*Task objective:*
Where the word "title" occurs in a line of the listing below, copy that line.

*Data supplied:*

*** Begin section ***

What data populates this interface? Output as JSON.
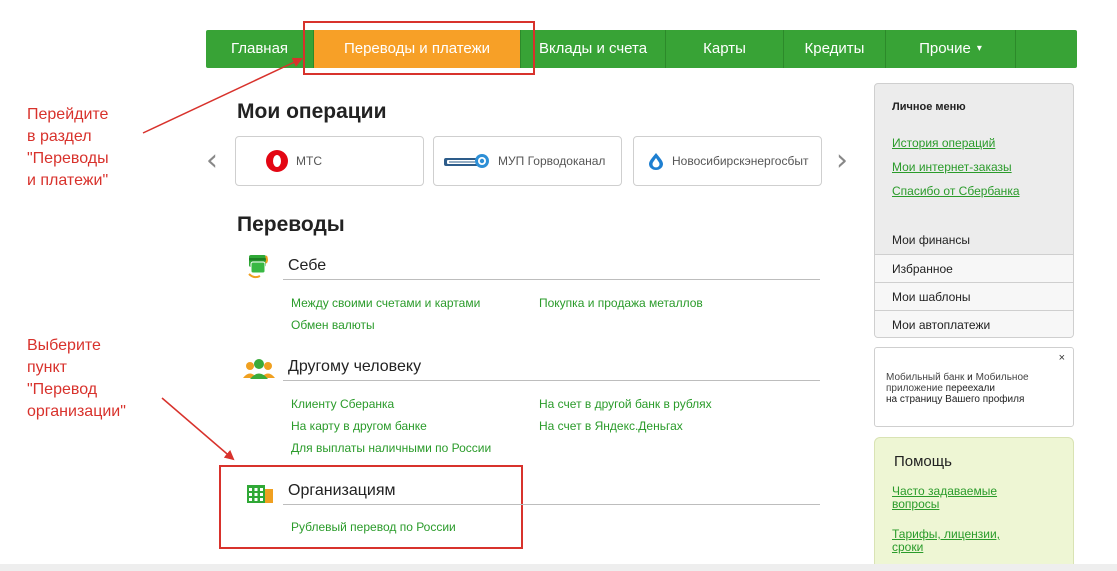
{
  "nav": {
    "items": [
      {
        "label": "Главная"
      },
      {
        "label": "Переводы и платежи"
      },
      {
        "label": "Вклады и счета"
      },
      {
        "label": "Карты"
      },
      {
        "label": "Кредиты"
      },
      {
        "label": "Прочие"
      }
    ]
  },
  "annotations": {
    "a1": [
      "Перейдите",
      "в раздел",
      "\"Переводы",
      "и платежи\""
    ],
    "a2": [
      "Выберите",
      "пункт",
      "\"Перевод",
      "организации\""
    ]
  },
  "operations": {
    "title": "Мои операции",
    "cards": [
      {
        "label": "МТС",
        "icon": "mts-logo-icon"
      },
      {
        "label": "МУП Горводоканал",
        "icon": "gorvodokanal-logo-icon"
      },
      {
        "label": "Новосибирскэнергосбыт",
        "icon": "water-drop-logo-icon"
      }
    ],
    "prev_arrow": "‹",
    "next_arrow": "›"
  },
  "transfers": {
    "title": "Переводы",
    "self": {
      "title": "Себе",
      "links": [
        "Между своими счетами и картами",
        "Обмен валюты",
        "Покупка и продажа металлов"
      ]
    },
    "person": {
      "title": "Другому человеку",
      "links": [
        "Клиенту Сберанка",
        "На карту в другом банке",
        "Для выплаты наличными по России",
        "На счет в другой банк в рублях",
        "На счет в Яндекс.Деньгах"
      ]
    },
    "org": {
      "title": "Организациям",
      "links": [
        "Рублевый перевод по России"
      ]
    }
  },
  "sidebar": {
    "title": "Личное меню",
    "links": [
      "История операций",
      "Мои интернет-заказы",
      "Спасибо от Сбербанка"
    ],
    "rows": [
      "Мои финансы",
      "Избранное",
      "Мои шаблоны",
      "Мои автоплатежи"
    ]
  },
  "notice": {
    "close": "×",
    "line1a": "Мобильный банк",
    "line1b": " и ",
    "line1c": "Мобильное",
    "line2a": "приложение",
    "line2b": " переехали",
    "line3": "на страницу Вашего профиля"
  },
  "help": {
    "title": "Помощь",
    "links": [
      "Часто задаваемые вопросы",
      "Тарифы, лицензии, сроки"
    ]
  },
  "colors": {
    "brand_green": "#38a336",
    "active_orange": "#f7a027",
    "link_green": "#2a9b2a",
    "annotation_red": "#d8322c"
  }
}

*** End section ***

*Answer to this exercise:*
    "title": "Мои операции",
    "title": "Переводы",
      "title": "Себе",
      "title": "Другому человеку",
      "title": "Организациям",
    "title": "Личное меню",
    "title": "Помощь",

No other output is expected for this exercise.